§ **ABOUT THIS TASK**: Where does the word "icon" show up in the records? Copy every line that has it.

§ **SUPPLIED DATA**:
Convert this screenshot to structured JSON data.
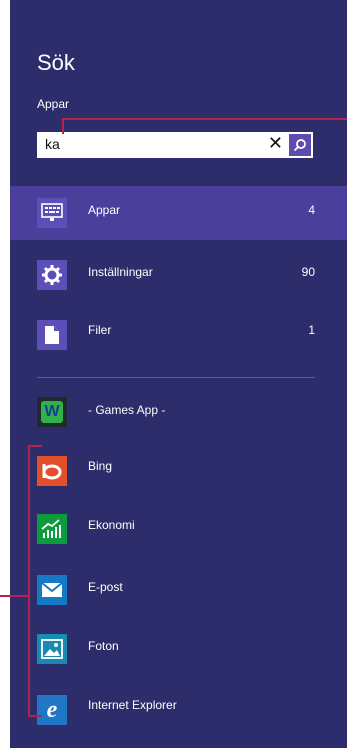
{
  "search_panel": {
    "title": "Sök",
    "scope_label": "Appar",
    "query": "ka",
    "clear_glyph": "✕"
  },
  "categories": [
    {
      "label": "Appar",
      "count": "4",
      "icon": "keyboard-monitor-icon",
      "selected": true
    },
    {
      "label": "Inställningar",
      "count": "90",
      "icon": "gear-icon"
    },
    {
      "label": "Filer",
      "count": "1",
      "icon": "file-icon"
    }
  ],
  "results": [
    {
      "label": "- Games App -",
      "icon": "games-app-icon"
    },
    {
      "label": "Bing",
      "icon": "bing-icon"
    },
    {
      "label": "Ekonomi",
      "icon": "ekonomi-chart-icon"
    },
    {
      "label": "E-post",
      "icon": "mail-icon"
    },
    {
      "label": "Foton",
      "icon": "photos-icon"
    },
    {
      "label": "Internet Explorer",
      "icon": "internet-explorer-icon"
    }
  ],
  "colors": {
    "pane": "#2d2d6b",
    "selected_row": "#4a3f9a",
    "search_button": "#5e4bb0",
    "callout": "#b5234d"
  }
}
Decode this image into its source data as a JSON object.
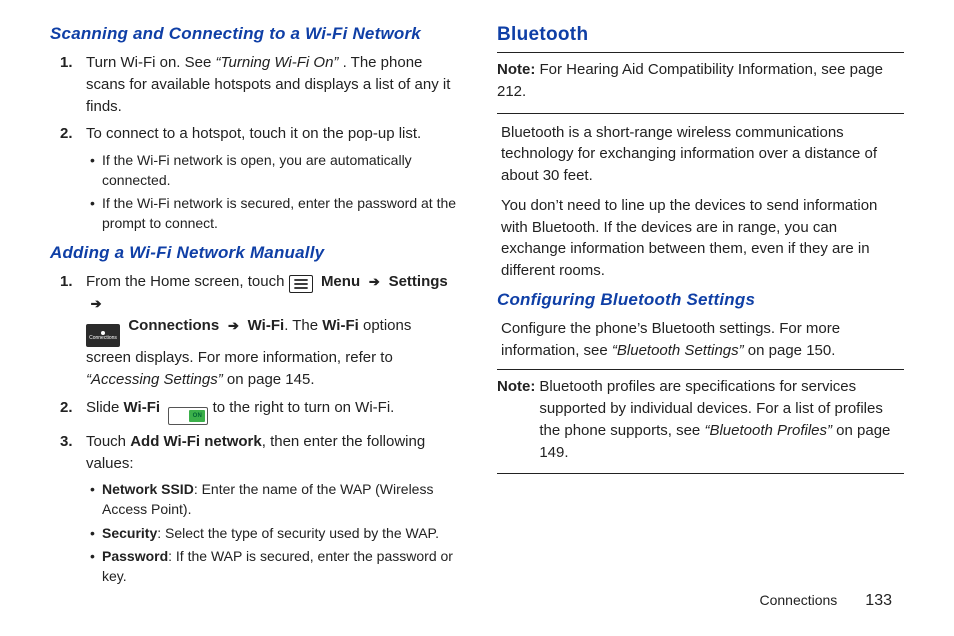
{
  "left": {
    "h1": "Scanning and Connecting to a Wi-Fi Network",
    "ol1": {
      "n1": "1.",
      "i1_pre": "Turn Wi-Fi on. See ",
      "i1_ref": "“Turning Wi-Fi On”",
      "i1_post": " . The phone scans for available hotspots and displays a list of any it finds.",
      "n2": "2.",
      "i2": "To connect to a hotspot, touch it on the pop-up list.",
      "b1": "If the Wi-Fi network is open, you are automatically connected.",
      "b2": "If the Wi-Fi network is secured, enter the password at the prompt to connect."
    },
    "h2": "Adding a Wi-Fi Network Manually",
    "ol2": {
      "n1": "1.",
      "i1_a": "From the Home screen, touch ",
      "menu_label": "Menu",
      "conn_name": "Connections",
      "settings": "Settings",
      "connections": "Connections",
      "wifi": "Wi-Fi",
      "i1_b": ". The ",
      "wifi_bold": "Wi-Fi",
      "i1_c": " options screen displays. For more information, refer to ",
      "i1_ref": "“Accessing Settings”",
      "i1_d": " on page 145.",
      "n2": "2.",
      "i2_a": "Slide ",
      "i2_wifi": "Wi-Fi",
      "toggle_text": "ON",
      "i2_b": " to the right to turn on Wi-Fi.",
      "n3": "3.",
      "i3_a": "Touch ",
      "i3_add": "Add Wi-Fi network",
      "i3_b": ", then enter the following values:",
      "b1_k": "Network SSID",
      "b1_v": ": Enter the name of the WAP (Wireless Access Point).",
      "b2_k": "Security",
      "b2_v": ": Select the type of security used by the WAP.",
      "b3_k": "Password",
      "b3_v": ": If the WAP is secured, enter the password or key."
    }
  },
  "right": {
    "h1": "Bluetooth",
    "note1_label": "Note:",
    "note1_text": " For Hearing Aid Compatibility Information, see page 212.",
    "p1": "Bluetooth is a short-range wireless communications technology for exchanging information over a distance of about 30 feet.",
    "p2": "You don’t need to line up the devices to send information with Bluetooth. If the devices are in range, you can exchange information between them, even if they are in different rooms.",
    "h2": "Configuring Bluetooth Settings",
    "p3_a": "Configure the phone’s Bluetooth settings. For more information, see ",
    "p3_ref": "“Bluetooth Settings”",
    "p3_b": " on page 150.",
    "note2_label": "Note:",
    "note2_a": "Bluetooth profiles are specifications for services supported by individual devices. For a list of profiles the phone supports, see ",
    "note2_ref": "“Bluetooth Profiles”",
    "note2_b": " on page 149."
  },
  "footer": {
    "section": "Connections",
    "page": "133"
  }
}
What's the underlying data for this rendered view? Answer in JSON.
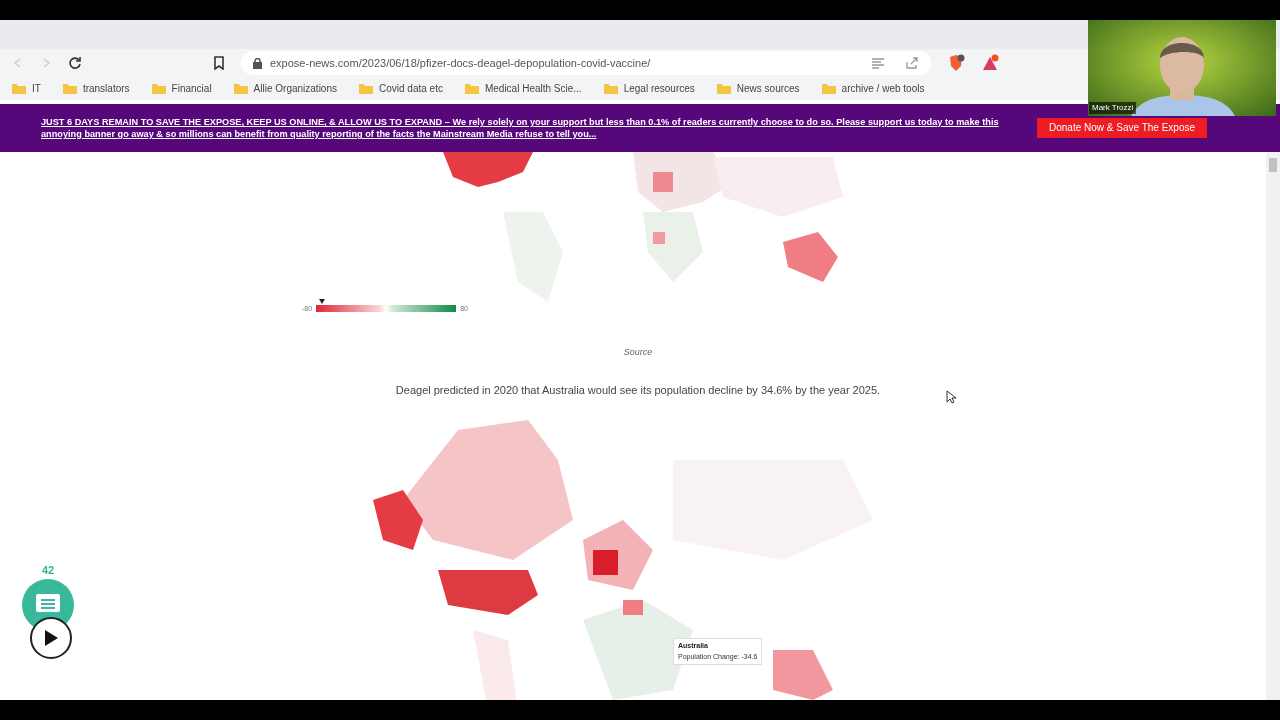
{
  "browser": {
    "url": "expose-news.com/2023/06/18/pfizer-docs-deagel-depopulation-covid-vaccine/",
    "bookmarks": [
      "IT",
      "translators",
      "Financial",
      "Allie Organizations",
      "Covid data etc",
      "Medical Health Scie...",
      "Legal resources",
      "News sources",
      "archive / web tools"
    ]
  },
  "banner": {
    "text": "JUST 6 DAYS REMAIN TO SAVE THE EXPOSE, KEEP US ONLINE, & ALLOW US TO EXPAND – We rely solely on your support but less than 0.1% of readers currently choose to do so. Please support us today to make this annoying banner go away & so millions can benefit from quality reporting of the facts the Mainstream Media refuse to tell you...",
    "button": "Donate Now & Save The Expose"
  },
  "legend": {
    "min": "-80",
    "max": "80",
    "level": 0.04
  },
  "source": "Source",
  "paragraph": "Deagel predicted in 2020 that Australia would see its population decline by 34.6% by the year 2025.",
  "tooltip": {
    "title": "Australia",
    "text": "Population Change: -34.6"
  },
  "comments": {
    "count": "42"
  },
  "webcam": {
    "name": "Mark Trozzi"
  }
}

§ **SOLUTION**:
      "icon": "keyboard-monitor-icon",
      "icon": "gear-icon"
      "icon": "file-icon"
      "icon": "games-app-icon"
      "icon": "bing-icon"
      "icon": "ekonomi-chart-icon"
      "icon": "mail-icon"
      "icon": "photos-icon"
      "icon": "internet-explorer-icon"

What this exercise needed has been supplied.